14 February 2017 by Stephanie Henwood
15 days after the first day of the new lunar calendar (Chinese New Year’s Day) greets us with another, widely celebrated festival – The Lantern Festival, or Spring Lantern Festival.
The Lantern Festival is the second most significant celebration in the lunar calendar (after Chinese New Year) and is a celebration of the coming of light. There are other, varying beliefs surrounding Lantern Festival but the one that I like to follow is the belief surrounding the escape from the darkness of Winter – as we see this day as the beginning of the lighter days; And this is why we see so many beautifully coloured lanterns displayed. It is a festival of colour and light!
On Lantern Festival, we often feast upon glutinous food such as sweet rice balls to symbolise togetherness and good luck for the family in the new year. We may also solve riddles marked upon many of the lanterns – usually forming a message surrounding love and good fortune.

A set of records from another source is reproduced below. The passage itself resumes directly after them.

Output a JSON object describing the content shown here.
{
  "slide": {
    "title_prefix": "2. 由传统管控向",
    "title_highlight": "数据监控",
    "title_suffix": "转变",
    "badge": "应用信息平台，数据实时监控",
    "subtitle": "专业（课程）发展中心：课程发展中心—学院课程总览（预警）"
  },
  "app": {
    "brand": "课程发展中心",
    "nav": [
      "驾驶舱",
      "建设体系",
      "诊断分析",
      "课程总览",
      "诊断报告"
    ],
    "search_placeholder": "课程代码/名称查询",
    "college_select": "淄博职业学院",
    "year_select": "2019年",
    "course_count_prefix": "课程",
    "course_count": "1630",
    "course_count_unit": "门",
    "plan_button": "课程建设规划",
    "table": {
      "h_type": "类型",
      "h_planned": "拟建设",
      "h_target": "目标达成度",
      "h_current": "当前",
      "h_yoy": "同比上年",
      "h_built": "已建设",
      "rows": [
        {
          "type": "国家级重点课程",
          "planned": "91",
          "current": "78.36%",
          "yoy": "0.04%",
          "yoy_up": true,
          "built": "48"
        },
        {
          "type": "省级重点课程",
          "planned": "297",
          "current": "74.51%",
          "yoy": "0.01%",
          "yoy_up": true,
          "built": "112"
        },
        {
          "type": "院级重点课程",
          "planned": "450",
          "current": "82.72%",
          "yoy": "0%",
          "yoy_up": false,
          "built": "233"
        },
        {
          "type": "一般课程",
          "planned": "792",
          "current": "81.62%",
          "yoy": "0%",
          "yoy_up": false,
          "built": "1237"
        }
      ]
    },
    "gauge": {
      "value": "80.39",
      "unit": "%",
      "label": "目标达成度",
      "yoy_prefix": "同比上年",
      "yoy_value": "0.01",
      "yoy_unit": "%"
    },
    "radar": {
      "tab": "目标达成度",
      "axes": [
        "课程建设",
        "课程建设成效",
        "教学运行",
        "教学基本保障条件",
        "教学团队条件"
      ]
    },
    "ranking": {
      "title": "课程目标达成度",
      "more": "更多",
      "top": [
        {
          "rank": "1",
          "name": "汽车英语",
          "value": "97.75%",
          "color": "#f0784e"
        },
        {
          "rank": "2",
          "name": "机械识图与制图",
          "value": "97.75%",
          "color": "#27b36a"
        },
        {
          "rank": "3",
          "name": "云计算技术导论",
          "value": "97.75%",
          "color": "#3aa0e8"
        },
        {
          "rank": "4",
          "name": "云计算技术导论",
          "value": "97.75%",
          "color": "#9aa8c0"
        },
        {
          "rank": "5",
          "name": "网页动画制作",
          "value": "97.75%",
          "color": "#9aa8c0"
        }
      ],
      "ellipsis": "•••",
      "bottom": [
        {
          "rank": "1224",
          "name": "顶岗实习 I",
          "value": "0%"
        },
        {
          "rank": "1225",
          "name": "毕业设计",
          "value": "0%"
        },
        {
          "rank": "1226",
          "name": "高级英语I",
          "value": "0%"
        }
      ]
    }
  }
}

In Taiwan, The Lantern Festival has been commercialised as the equivalent of Valentine’s day, a day that we celebrate today in the UK, falling on 14th February each year. This can become confusing though as in China we celebrate a romantic ancient myth on Double Seventh Day and thus this is also known as Chinese Valentine’s Day. Double seventh festival is THE most romantic day of all the Chinese Festivals. As is Valentine’s day the most romantic western celebration.
Similar to the widely recognised ‘Valentine’s Day’, the celebration of Double Seventh Festival see’s the arrival of extra products in stores symbolising love and affection, restaurants with special romantic offerings and an increase in custom for flower shops!

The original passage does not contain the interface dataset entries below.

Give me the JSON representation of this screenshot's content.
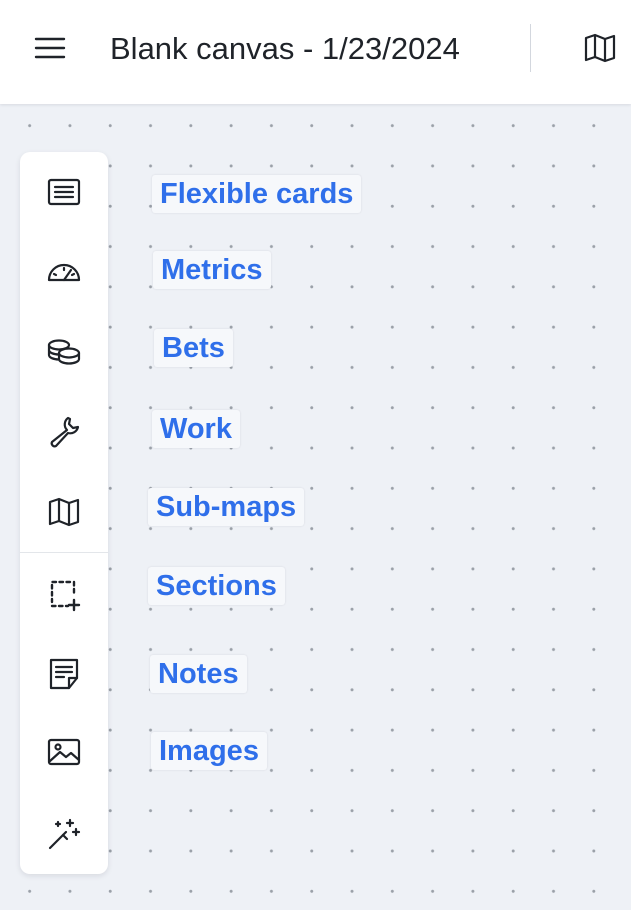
{
  "header": {
    "title": "Blank canvas - 1/23/2024",
    "menu_icon": "hamburger-menu-icon",
    "map_icon": "map-icon"
  },
  "toolbar": {
    "tools": [
      {
        "icon": "card-list-icon",
        "label": "Flexible cards"
      },
      {
        "icon": "gauge-icon",
        "label": "Metrics"
      },
      {
        "icon": "coins-icon",
        "label": "Bets"
      },
      {
        "icon": "wrench-icon",
        "label": "Work"
      },
      {
        "icon": "map-icon",
        "label": "Sub-maps"
      },
      {
        "icon": "section-add-icon",
        "label": "Sections"
      },
      {
        "icon": "note-icon",
        "label": "Notes"
      },
      {
        "icon": "image-icon",
        "label": "Images"
      },
      {
        "icon": "magic-wand-icon",
        "label": ""
      }
    ]
  },
  "labels": [
    "Flexible cards",
    "Metrics",
    "Bets",
    "Work",
    "Sub-maps",
    "Sections",
    "Notes",
    "Images"
  ],
  "colors": {
    "accent": "#2f6fea",
    "canvas": "#eef1f6",
    "icon": "#1f2329"
  }
}
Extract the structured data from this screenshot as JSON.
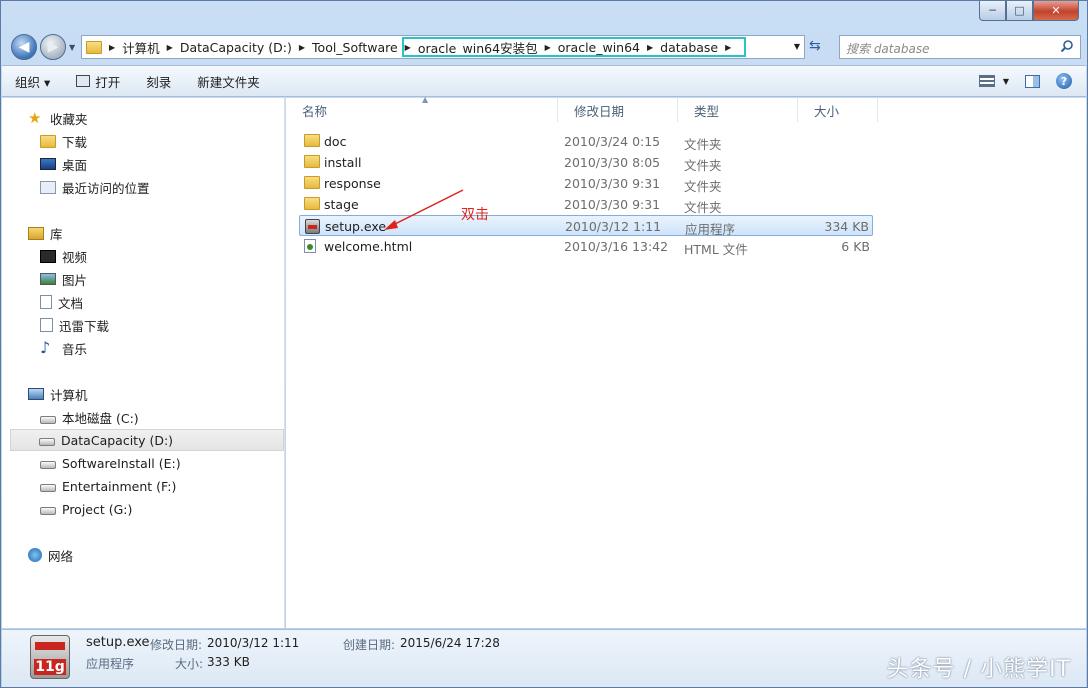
{
  "window": {
    "minimize": "─",
    "maximize": "□",
    "close": "✕"
  },
  "address": {
    "crumbs": [
      "计算机",
      "DataCapacity (D:)",
      "Tool_Software",
      "oracle_win64安装包",
      "oracle_win64",
      "database"
    ]
  },
  "search": {
    "placeholder": "搜索 database"
  },
  "toolbar": {
    "organize": "组织 ▾",
    "open": "打开",
    "burn": "刻录",
    "new_folder": "新建文件夹"
  },
  "nav": {
    "favorites": "收藏夹",
    "downloads": "下载",
    "desktop": "桌面",
    "recent": "最近访问的位置",
    "libraries": "库",
    "video": "视频",
    "pictures": "图片",
    "documents": "文档",
    "thunder": "迅雷下载",
    "music": "音乐",
    "computer": "计算机",
    "drive_c": "本地磁盘 (C:)",
    "drive_d": "DataCapacity (D:)",
    "drive_e": "SoftwareInstall (E:)",
    "drive_f": "Entertainment (F:)",
    "drive_g": "Project (G:)",
    "network": "网络"
  },
  "columns": {
    "name": "名称",
    "date": "修改日期",
    "type": "类型",
    "size": "大小"
  },
  "files": [
    {
      "name": "doc",
      "date": "2010/3/24 0:15",
      "type": "文件夹",
      "size": ""
    },
    {
      "name": "install",
      "date": "2010/3/30 8:05",
      "type": "文件夹",
      "size": ""
    },
    {
      "name": "response",
      "date": "2010/3/30 9:31",
      "type": "文件夹",
      "size": ""
    },
    {
      "name": "stage",
      "date": "2010/3/30 9:31",
      "type": "文件夹",
      "size": ""
    },
    {
      "name": "setup.exe",
      "date": "2010/3/12 1:11",
      "type": "应用程序",
      "size": "334 KB"
    },
    {
      "name": "welcome.html",
      "date": "2010/3/16 13:42",
      "type": "HTML 文件",
      "size": "6 KB"
    }
  ],
  "annotation": "双击",
  "details": {
    "filename": "setup.exe",
    "modified_label": "修改日期:",
    "modified": "2010/3/12 1:11",
    "created_label": "创建日期:",
    "created": "2015/6/24 17:28",
    "type": "应用程序",
    "size_label": "大小:",
    "size": "333 KB",
    "icon_text": "11g"
  },
  "watermark": "头条号 / 小熊学IT"
}
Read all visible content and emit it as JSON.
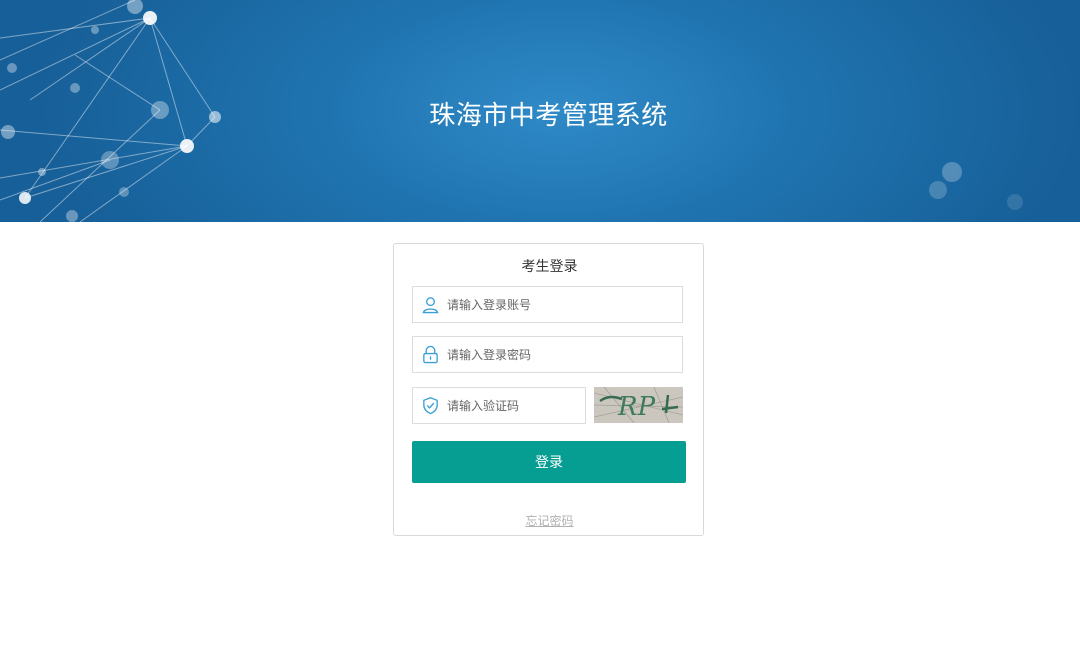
{
  "header": {
    "title": "珠海市中考管理系统"
  },
  "login": {
    "title": "考生登录",
    "account_placeholder": "请输入登录账号",
    "password_placeholder": "请输入登录密码",
    "captcha_placeholder": "请输入验证码",
    "captcha_text": "RP",
    "submit_label": "登录",
    "forgot_label": "忘记密码"
  },
  "colors": {
    "banner": "#1f74b0",
    "accent": "#069e93",
    "icon": "#3a9fd6"
  },
  "icons": {
    "account": "user-icon",
    "password": "lock-icon",
    "captcha": "shield-check-icon"
  }
}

Love, affection and desire are feelings that we can all recognise, that come as part of our mutual human nature. How we celebrate these feelings may differ but generally there are many similarities with the end goal being the same; To express our romantic feelings and appreciation to our loved ones.
There are so many more romantic celebrations throughout the world, like the ones we have discussed today. Some a little more extreme than others but clearly with the same end goal.
Love is something that we are all able to experience, regardless of race, religion, ethnic origin, culture or personal traits. If we keep this knowledge with us when attempting to communicate, we may find it much easier to relate to each other.
So, whether you celebrated the coming of the light on Saturday, are sharing some special time with your romantic partner this evening, or feast on spring rolls and sweet rice balls with your lover in the seventh month, we are all the same in our ability to feel and experience love.